Now showing items 1-5 of 5
In Vitro Assessment of the Corrosion Protection of Biomimetic Calcium Phosphate Coatings on Magnesium
(University of Canterbury. Mechanical Engineering, 2012)
The use of magnesium for degradable implants can fill the need for temporary, load bearing, metallic orthopaedic implants without the risks and expense of further surgeries once the bone has healed. Mg is non toxic and ...
Synthesis of topologically-ordered porous magnesium
(University of Canterbury. Deparment of Mechanical Engineering, 2011)
Magnesium (Mg) and its alloys offer potential as a new class of degradable metallic orthopaedic biomaterials. In comparison with current metallic orthopaedic implant materials, Mg offers advantages such as, high specific ...
A Novel Processing Route for the Manufacture of Mg with Controlled Cellular Structure.
(University of Canterbury. Mechanichal Engineering, 2009)
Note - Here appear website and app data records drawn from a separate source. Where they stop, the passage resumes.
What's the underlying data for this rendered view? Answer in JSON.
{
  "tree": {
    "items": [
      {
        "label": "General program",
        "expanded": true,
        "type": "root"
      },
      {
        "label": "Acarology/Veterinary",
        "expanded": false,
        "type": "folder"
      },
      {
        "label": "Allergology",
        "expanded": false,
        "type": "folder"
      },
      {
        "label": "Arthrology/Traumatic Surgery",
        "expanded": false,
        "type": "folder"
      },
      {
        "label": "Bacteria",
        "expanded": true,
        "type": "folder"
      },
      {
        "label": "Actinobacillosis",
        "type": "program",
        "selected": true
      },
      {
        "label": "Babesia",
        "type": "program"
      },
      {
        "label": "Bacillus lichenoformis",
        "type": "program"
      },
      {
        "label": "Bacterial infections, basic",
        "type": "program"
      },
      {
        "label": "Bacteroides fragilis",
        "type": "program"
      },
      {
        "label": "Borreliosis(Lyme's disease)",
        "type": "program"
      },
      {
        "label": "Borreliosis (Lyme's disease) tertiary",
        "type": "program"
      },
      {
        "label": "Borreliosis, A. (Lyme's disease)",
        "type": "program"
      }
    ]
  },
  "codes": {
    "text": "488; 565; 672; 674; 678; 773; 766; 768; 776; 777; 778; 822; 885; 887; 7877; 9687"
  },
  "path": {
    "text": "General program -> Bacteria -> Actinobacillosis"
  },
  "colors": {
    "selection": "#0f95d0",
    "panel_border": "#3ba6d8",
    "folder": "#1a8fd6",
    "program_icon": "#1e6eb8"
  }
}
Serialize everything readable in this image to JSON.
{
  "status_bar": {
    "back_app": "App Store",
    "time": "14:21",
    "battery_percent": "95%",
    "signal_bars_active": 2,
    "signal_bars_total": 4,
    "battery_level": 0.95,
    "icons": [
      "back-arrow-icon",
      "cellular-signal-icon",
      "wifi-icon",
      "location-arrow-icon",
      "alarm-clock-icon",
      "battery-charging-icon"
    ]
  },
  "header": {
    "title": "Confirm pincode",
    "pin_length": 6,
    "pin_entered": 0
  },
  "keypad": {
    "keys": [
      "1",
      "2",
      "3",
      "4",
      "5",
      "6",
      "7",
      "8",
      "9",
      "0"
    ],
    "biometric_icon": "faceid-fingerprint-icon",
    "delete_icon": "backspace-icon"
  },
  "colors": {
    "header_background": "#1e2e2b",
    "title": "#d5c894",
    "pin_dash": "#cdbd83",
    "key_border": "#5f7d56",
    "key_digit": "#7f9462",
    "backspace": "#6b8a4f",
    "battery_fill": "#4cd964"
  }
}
Cellular metals are a relatively new class of engineering materials that can be fabricated with either a random or controlled cellular structure. A controlled cellular structure allows the precise control of the pore ...
Power-law creep behaviour in magnesium and its alloys
(University of Canterbury. Mechanical Engineering, 2008)
Creep is a time-dependent deformation of materials under stress at elevated temperatures. The phenomenon of creep allows materials to plastically deform gradually over time, even at stress levels below its yield point ...
In Vitro Assessment of the Physiological Biocorrosion Behaviour of Magnesium-Based Biomaterials
(University of Canterbury. Mechanical Engineering, 2011)
Magnesium (Mg) and its alloys provide numerous unique benefits as potential resorptive biomaterials and present the very real possibility of replacing current metallic implant materials in a variety of roles. However, ...